There was a gap of more than a year between respondents making their original decision on whether to receive SFs and the administration of our survey. This may have resulted in our survey demonstrating a lower initial understanding of SFs than when respondents originally made their decision. This time gap also made it difficult to measure whether changes in understanding were due to the passage of time, or the provision of more detailed information about SFs. In addition, given the small numbers of participants in the specific racial and ethnic categories, one should be cautious about the statistical inferences about particular groups that can be drawn from the data. When analyzing by race, we compared Black respondents to whites and Asian Americans together. Yet there is little literature on the genetic information preferences or utilization of Asian Americans and thus there is some uncertainty about how to group them. Finally, though Black participants were significantly more likely to refuse SFs, that result was not strong (p = 0.049) and deserves further study.


This study provides valuable data to inform how research institutions design policies related to returning SFs to research participants.
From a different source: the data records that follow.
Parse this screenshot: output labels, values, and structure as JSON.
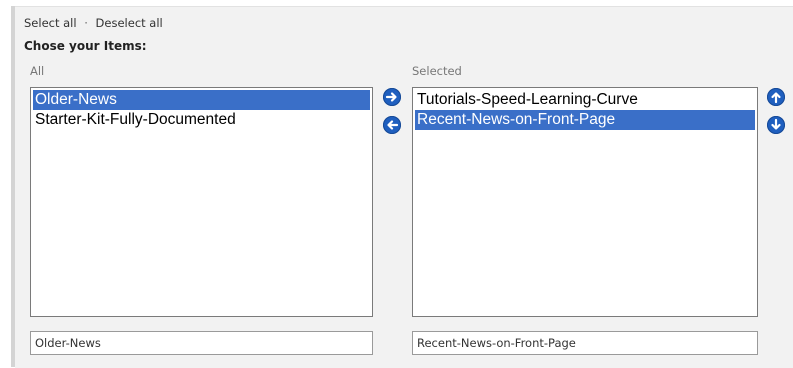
{
  "links": {
    "select_all": "Select all",
    "separator": "·",
    "deselect_all": "Deselect all"
  },
  "title": "Chose your Items:",
  "all_list": {
    "caption": "All",
    "items": [
      "Older-News",
      "Starter-Kit-Fully-Documented"
    ],
    "selected_index": 0
  },
  "selected_list": {
    "caption": "Selected",
    "items": [
      "Tutorials-Speed-Learning-Curve",
      "Recent-News-on-Front-Page"
    ],
    "selected_index": 1
  },
  "fields": {
    "all_value": "Older-News",
    "selected_value": "Recent-News-on-Front-Page"
  },
  "buttons": {
    "move_right": "arrow-right-icon",
    "move_left": "arrow-left-icon",
    "move_up": "arrow-up-icon",
    "move_down": "arrow-down-icon"
  },
  "colors": {
    "selection": "#3a6fc8",
    "button": "#1f5fbf",
    "panel": "#f2f2f2"
  }
}
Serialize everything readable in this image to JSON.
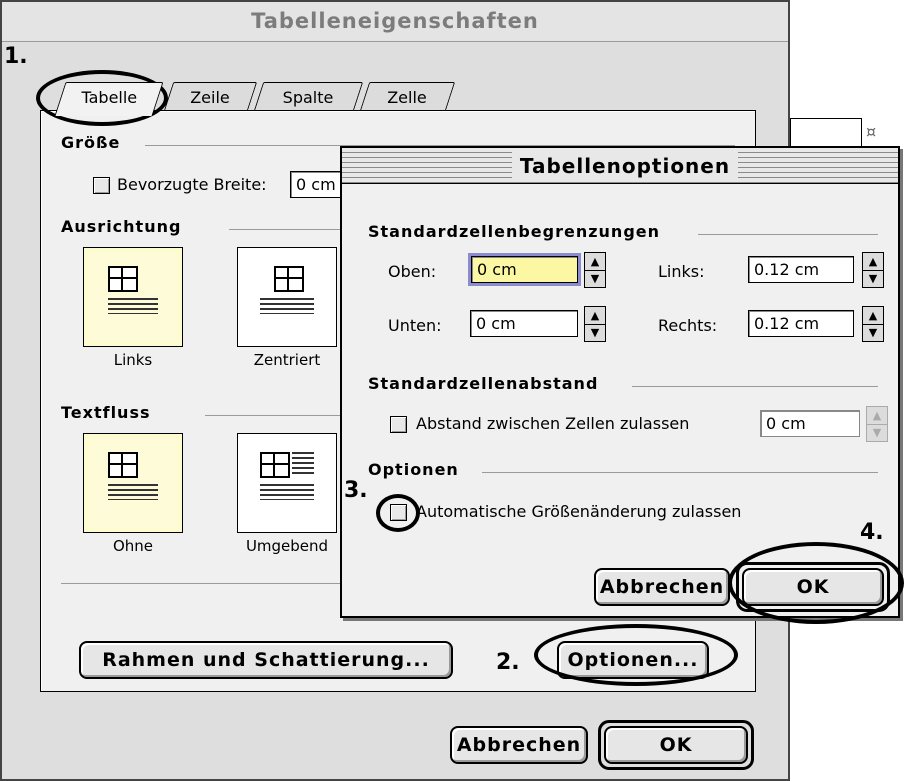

Most significantly, our data raise questions about whether a strong conception of the “right not to know” is the right lens when creating policies to govern the return of SFs. We argue that our data support a default practice of attempting to return SFs without soliciting the preferences of research participants, while also providing a clearly defined (though implicit) opt-out mechanism for people that independently raise concerns about the RNTK. An alternative policy could involve recontacting refusers to provide them more time to make their decision and a chance to reconsider. The ability to requery participants, however, would be logistically challenging and resource-intensive for many research teams. Our study shows that, at the very least, more detailed information about SFs should be provided to participants during the informed consent process. While further study is warranted, we believe that either of these policy choices would help decrease the number of research participants who inadvertently refuse important health information because of misunderstanding or indecision.